Hi, I am a beginning quilter and only found your blog a few months ago... I think a class is a great idea! I am not positive I would be able to join you in September, but it's something I would definitely do if other things in my life permit. That is, if you will take beginners! I think a class would be a good forum for getting help and learning techniques I might not otherwise try.

carrie said...

I would love to do a class, if it is going to be done at one's own pace?

My only problem with Blogger is that so far I have had 5 different accounts and not one has worked after the initial setting up. Let's see if this google/blogger one works for this comment.....

QuiltingFitzy said...

I would love to participate, let us know the details. I seriously need to GET OUT OF MY BOX! Love those free hand fans, but am afraid to try them.

Anonymous said...

Tonya, I'd love to participate in this! I haven't been quilting for a couple of years now because of eye problems, but I'm about to get that taken care of, and this would be a perfect way to get back in.


Kieny The Dutchlady said...

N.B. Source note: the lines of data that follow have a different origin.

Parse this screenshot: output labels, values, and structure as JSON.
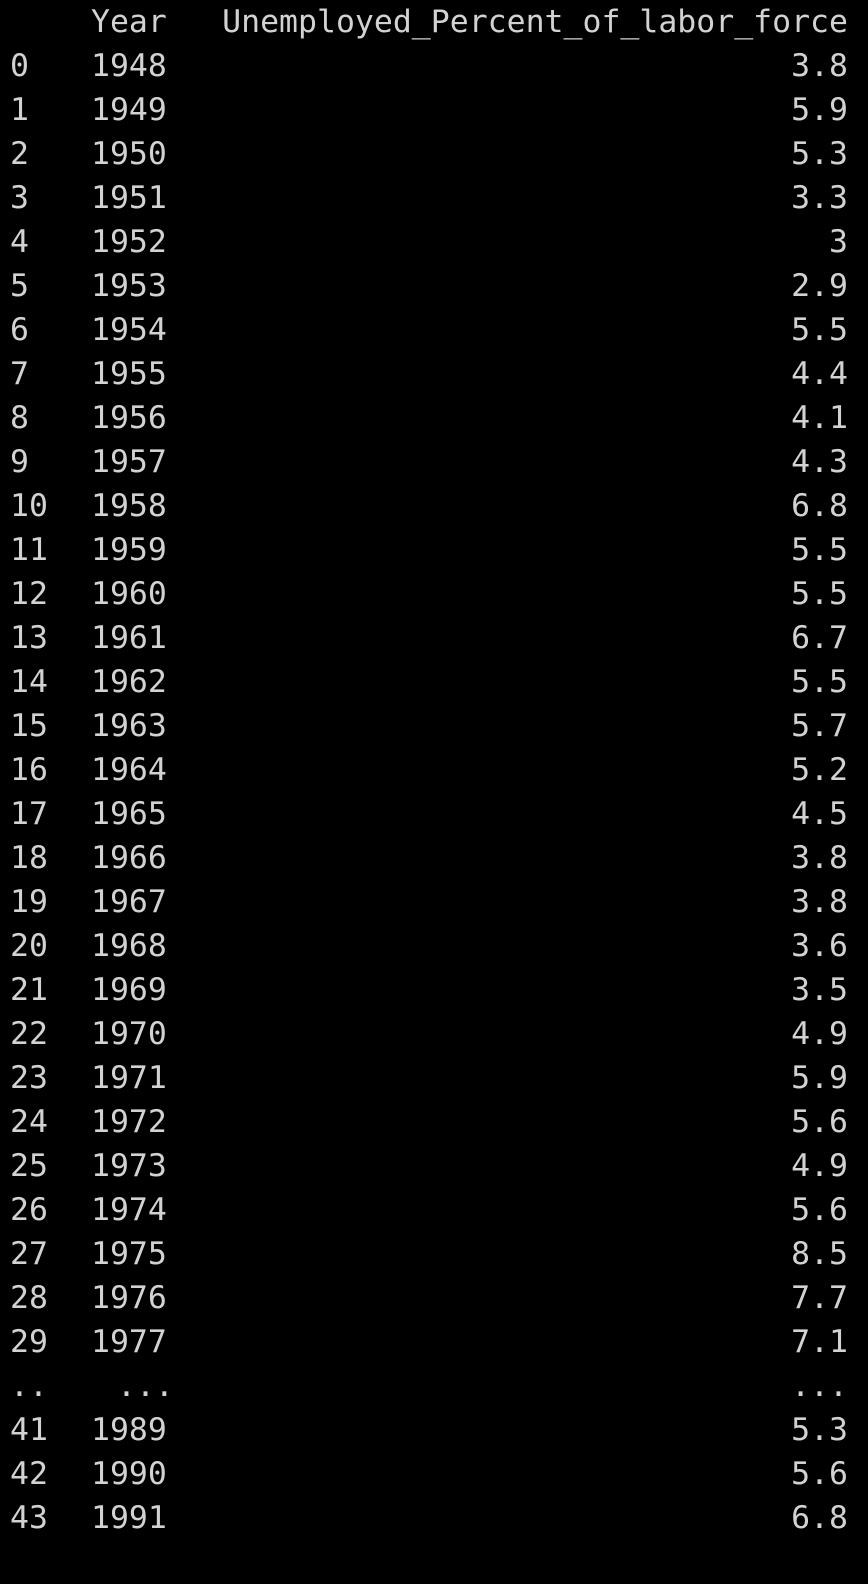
{
  "table": {
    "columns": [
      "Year",
      "Unemployed_Percent_of_labor_force"
    ],
    "rows_top": [
      {
        "index": "0",
        "year": "1948",
        "value": "3.8"
      },
      {
        "index": "1",
        "year": "1949",
        "value": "5.9"
      },
      {
        "index": "2",
        "year": "1950",
        "value": "5.3"
      },
      {
        "index": "3",
        "year": "1951",
        "value": "3.3"
      },
      {
        "index": "4",
        "year": "1952",
        "value": "3"
      },
      {
        "index": "5",
        "year": "1953",
        "value": "2.9"
      },
      {
        "index": "6",
        "year": "1954",
        "value": "5.5"
      },
      {
        "index": "7",
        "year": "1955",
        "value": "4.4"
      },
      {
        "index": "8",
        "year": "1956",
        "value": "4.1"
      },
      {
        "index": "9",
        "year": "1957",
        "value": "4.3"
      },
      {
        "index": "10",
        "year": "1958",
        "value": "6.8"
      },
      {
        "index": "11",
        "year": "1959",
        "value": "5.5"
      },
      {
        "index": "12",
        "year": "1960",
        "value": "5.5"
      },
      {
        "index": "13",
        "year": "1961",
        "value": "6.7"
      },
      {
        "index": "14",
        "year": "1962",
        "value": "5.5"
      },
      {
        "index": "15",
        "year": "1963",
        "value": "5.7"
      },
      {
        "index": "16",
        "year": "1964",
        "value": "5.2"
      },
      {
        "index": "17",
        "year": "1965",
        "value": "4.5"
      },
      {
        "index": "18",
        "year": "1966",
        "value": "3.8"
      },
      {
        "index": "19",
        "year": "1967",
        "value": "3.8"
      },
      {
        "index": "20",
        "year": "1968",
        "value": "3.6"
      },
      {
        "index": "21",
        "year": "1969",
        "value": "3.5"
      },
      {
        "index": "22",
        "year": "1970",
        "value": "4.9"
      },
      {
        "index": "23",
        "year": "1971",
        "value": "5.9"
      },
      {
        "index": "24",
        "year": "1972",
        "value": "5.6"
      },
      {
        "index": "25",
        "year": "1973",
        "value": "4.9"
      },
      {
        "index": "26",
        "year": "1974",
        "value": "5.6"
      },
      {
        "index": "27",
        "year": "1975",
        "value": "8.5"
      },
      {
        "index": "28",
        "year": "1976",
        "value": "7.7"
      },
      {
        "index": "29",
        "year": "1977",
        "value": "7.1"
      }
    ],
    "ellipsis": {
      "index": "..",
      "year": "...",
      "value": "..."
    },
    "rows_bottom": [
      {
        "index": "41",
        "year": "1989",
        "value": "5.3"
      },
      {
        "index": "42",
        "year": "1990",
        "value": "5.6"
      },
      {
        "index": "43",
        "year": "1991",
        "value": "6.8"
      }
    ]
  },
  "colors": {
    "background": "#000000",
    "text": "#d2d2d2"
  }
}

Could a complete beginner join your class? Tonya, I love reading your post and tutorials. It would be great to have you as a teacher and to bring it all into practice instead of just dreaming about it!

Anonymous said...

What a fun day of quilting we had on Thursday!!! I can't believe how quickly the time (and the progress!) went by. I love the quilt and am going to post some pics of it as it is now that we have all the top pieces together.

I am also browsing through your tutorials. You should definitely teach a class - I thought it daunting to make a quilt, but you made it fun and enjoyable!

Shelina said...

Hi Tonya, I am behind in reading your posts. I agree with you about Gwen's "pattern". I so wish that patterns in magazines and books would have more description about the quilt designer's vision. Sometimes when something works, I want to know how they managed to get it to work.
I hope you have a wonderful class.